*** DATA FOR THE TASK ***

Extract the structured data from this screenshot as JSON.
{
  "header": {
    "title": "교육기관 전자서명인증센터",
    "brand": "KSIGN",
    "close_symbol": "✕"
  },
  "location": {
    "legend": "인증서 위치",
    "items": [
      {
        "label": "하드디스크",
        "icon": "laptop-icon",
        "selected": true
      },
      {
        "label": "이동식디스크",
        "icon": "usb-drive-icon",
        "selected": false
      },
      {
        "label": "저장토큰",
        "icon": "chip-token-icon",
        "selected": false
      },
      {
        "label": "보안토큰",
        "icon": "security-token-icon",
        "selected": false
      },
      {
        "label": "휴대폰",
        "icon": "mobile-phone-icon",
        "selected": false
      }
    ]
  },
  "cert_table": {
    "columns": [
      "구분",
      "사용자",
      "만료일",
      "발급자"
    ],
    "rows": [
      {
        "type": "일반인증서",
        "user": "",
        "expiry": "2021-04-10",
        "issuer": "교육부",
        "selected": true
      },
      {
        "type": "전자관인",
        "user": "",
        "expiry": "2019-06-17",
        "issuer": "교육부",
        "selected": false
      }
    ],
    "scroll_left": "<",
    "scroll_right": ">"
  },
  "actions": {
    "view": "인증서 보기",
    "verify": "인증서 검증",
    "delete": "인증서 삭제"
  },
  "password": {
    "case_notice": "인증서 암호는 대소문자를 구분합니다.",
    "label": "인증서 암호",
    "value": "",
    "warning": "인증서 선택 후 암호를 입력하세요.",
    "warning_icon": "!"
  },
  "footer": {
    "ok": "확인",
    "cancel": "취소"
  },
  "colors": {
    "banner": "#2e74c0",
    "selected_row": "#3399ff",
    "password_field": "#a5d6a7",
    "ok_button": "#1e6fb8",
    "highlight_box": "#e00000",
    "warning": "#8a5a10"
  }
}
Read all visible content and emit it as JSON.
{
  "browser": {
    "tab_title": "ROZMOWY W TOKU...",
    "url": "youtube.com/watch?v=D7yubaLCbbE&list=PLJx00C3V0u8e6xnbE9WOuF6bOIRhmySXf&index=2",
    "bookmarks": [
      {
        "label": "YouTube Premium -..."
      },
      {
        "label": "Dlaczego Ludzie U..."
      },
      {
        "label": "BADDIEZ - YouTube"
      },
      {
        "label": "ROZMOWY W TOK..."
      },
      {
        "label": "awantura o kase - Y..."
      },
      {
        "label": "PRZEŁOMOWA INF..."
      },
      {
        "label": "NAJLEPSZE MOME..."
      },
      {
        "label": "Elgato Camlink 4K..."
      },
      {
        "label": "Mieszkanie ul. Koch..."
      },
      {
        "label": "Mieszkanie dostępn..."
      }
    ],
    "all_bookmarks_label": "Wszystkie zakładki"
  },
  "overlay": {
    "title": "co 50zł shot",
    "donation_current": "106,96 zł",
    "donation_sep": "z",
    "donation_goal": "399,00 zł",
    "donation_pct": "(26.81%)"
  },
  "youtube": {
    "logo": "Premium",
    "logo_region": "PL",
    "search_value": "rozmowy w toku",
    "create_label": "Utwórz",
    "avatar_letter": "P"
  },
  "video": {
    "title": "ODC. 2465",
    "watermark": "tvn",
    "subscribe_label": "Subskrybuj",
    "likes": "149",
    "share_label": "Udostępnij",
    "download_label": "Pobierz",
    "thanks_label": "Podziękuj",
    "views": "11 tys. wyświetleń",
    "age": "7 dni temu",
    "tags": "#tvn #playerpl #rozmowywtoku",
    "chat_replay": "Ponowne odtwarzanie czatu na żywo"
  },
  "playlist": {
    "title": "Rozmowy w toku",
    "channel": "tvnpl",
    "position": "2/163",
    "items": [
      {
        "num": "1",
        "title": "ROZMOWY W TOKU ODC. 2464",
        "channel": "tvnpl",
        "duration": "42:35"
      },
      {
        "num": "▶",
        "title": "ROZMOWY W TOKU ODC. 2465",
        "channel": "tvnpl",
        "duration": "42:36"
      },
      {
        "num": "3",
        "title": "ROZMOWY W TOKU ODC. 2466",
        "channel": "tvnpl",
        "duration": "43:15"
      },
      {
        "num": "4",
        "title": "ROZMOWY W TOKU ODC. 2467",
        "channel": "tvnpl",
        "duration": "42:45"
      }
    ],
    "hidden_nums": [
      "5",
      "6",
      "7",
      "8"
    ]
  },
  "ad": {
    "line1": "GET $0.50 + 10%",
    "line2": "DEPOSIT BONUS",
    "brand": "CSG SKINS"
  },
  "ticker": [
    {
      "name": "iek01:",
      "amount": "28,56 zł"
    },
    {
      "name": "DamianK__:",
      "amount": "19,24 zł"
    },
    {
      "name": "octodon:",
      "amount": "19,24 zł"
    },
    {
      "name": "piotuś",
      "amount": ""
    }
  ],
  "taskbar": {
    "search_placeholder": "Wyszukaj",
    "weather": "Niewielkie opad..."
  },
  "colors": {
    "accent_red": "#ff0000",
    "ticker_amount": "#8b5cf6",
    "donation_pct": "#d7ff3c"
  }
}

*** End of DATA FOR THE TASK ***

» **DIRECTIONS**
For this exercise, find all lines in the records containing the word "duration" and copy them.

» **ANSWER TO THE EXERCISE**
        "duration": "42:35"
        "duration": "42:36"
        "duration": "43:15"
        "duration": "42:45"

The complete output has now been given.